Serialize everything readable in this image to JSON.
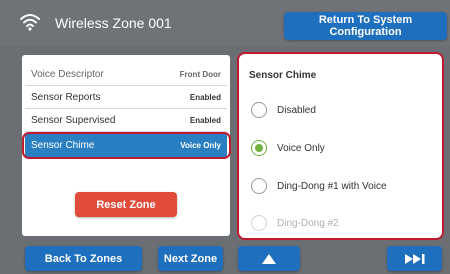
{
  "header": {
    "title": "Wireless Zone 001",
    "wifi_icon": "wifi-icon",
    "return_label": "Return To System Configuration"
  },
  "settings": {
    "rows": [
      {
        "label": "Voice Descriptor",
        "value": "Front Door"
      },
      {
        "label": "Sensor Reports",
        "value": "Enabled"
      },
      {
        "label": "Sensor Supervised",
        "value": "Enabled"
      },
      {
        "label": "Sensor Chime",
        "value": "Voice Only"
      }
    ],
    "selected_index": 3,
    "reset_label": "Reset Zone"
  },
  "chime_panel": {
    "title": "Sensor Chime",
    "options": [
      {
        "label": "Disabled",
        "selected": false
      },
      {
        "label": "Voice Only",
        "selected": true
      },
      {
        "label": "Ding-Dong #1 with Voice",
        "selected": false
      },
      {
        "label": "Ding-Dong #2",
        "selected": false
      }
    ]
  },
  "footer": {
    "back_label": "Back To Zones",
    "next_label": "Next Zone",
    "up_icon": "triangle-up-icon",
    "fast_forward_icon": "fast-forward-icon"
  },
  "colors": {
    "background": "#6b6e72",
    "button_blue": "#1f6fbf",
    "selected_row": "#2a7fc2",
    "reset_red": "#e04b3a",
    "highlight_red": "#c01a2e",
    "radio_green": "#6fb23f"
  }
}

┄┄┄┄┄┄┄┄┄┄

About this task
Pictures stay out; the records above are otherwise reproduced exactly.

Solved exercise
Serialize everything readable in this image to JSON.
{
  "header": {
    "title": "Wireless Zone 001",
    "wifi_icon": "wifi-icon",
    "return_label": "Return To System Configuration"
  },
  "settings": {
    "rows": [
      {
        "label": "Voice Descriptor",
        "value": "Front Door"
      },
      {
        "label": "Sensor Reports",
        "value": "Enabled"
      },
      {
        "label": "Sensor Supervised",
        "value": "Enabled"
      },
      {
        "label": "Sensor Chime",
        "value": "Voice Only"
      }
    ],
    "selected_index": 3,
    "reset_label": "Reset Zone"
  },
  "chime_panel": {
    "title": "Sensor Chime",
    "options": [
      {
        "label": "Disabled",
        "selected": false
      },
      {
        "label": "Voice Only",
        "selected": true
      },
      {
        "label": "Ding-Dong #1 with Voice",
        "selected": false
      },
      {
        "label": "Ding-Dong #2",
        "selected": false
      }
    ]
  },
  "footer": {
    "back_label": "Back To Zones",
    "next_label": "Next Zone",
    "up_icon": "triangle-up-icon",
    "fast_forward_icon": "fast-forward-icon"
  },
  "colors": {
    "background": "#6b6e72",
    "button_blue": "#1f6fbf",
    "selected_row": "#2a7fc2",
    "reset_red": "#e04b3a",
    "highlight_red": "#c01a2e",
    "radio_green": "#6fb23f"
  }
}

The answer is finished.